from Transfinite Things

Hugo Labravo

Artwork by Elizabeth Gabrielle Lee

The Old Woman

She’d spent all of life sitting in the hammock. The kids who’d dared look under it said she didn’t lie down because it was no longer possible to distinguish the fabric of her dress from the hammock itself, and if she leaned back the material would tear.

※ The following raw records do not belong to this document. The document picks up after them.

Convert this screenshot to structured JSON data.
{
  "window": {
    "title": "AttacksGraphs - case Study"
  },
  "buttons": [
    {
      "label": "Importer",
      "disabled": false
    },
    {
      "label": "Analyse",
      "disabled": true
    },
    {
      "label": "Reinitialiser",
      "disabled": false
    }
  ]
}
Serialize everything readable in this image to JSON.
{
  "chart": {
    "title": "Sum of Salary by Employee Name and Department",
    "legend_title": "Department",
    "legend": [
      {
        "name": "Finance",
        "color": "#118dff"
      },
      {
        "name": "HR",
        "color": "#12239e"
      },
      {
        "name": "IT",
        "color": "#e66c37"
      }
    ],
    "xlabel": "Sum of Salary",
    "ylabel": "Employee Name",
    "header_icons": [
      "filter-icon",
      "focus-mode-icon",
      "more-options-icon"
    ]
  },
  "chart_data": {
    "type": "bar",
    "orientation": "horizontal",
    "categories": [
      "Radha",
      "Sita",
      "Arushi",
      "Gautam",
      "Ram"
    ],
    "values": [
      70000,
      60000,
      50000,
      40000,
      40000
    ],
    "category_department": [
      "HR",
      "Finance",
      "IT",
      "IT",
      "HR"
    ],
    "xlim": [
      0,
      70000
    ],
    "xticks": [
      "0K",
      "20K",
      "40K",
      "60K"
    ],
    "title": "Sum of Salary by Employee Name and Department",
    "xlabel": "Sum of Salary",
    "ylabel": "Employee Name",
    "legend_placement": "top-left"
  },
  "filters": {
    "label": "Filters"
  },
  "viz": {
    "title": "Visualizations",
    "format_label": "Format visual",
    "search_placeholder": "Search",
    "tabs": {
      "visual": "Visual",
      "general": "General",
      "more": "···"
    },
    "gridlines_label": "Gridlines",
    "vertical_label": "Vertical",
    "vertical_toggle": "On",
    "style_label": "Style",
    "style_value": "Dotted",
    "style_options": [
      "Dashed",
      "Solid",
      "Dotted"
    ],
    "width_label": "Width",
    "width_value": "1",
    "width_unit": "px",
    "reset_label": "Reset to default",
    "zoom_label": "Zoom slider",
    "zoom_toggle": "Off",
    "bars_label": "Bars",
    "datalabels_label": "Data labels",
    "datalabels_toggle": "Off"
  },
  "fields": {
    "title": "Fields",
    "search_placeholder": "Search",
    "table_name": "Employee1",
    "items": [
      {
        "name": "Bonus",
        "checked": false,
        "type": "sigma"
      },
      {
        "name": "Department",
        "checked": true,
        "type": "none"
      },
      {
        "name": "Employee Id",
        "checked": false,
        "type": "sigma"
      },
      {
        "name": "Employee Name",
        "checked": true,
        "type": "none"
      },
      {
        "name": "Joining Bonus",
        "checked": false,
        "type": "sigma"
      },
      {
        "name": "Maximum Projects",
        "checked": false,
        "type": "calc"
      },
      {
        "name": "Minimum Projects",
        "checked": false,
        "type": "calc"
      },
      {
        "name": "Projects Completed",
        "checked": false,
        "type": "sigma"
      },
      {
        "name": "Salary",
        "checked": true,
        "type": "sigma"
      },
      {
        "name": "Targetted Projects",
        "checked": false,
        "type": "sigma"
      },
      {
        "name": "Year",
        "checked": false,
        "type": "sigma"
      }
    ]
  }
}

It was also possible that she’d forgotten how to move. The weight of all those years had left its mark on her leathery skin: the sailors said her wrinkles were an exact copy of the cliffs where the seagulls nested, and her skin had so many creases that even a gypsy woman would get lost among the intersecting lines of millions of expended destinies. And her eyes were the sea. Her waves came and went from the unceasing source of her memories. Sometimes she’d get lost in them for days at a time, but she’d come back with extraordinary stories. She knew the most terrible tales utterable in human tongues and could make absolutely anyone cry. We’d get together in the evenings to listen to her and take bets on who could hold out the longest. Nobody ever won.

This went on until she got tired of us. She got up from her ancient hammock and walked towards the sea, uprooting the posts to which it was tied. On she went, impassive, dragging half her worldly belongings behind her, and we saw her sink into the water and turn into a rock. That’s the one, jutting out, the one that every now and then devours a fisherman.

Four Fingers at a Time

Into the establishment came the most beautiful head of hair he had ever seen: a mixed-race girl whose curls quadrupled the size of her skull. As soon as she came through the door, all eyes were drawn to the bush swaying on top of her head. She settled into one of the leather chairs and ordered, her voice crystalline:

“Cut it all off.”

He managed to accompany his astonishment with a clumsy search for the electric razor.

“No,” she interrupted him. “Do it with scissors. Four fingers at a time.”

The hairdresser collected himself, tried to look professional, and grabbed the scissors and comb. He pulled the curls straight, measured out four fingers and cut. After fifteen minutes, perplexed, he could confirm that he had made no progress whatsoever. The mountain of hair at his feet, on the other hand, was growing.

He thought about switching to the razor, but she was so engrossed in a magazine that he didn’t dare disturb her. He continued cutting, one great snip at a time, until the entire floor was covered in little coils. The hair level began to rise. It was moving. The boy who did the sweeping was swallowed up before he even had a chance to complain. The same happened to the regular customers, who in their surprise entirely neglected to defend themselves. Only when he finally decided to grab the electric razor did he realise he could no longer move. The curly swell crashed against the windows.

Out of the establishment came the most beautiful head of hair he ever saw.

translated from the Spanish by Ellen Jones

Transfinitas cosas
was first published by Literalia in 2018.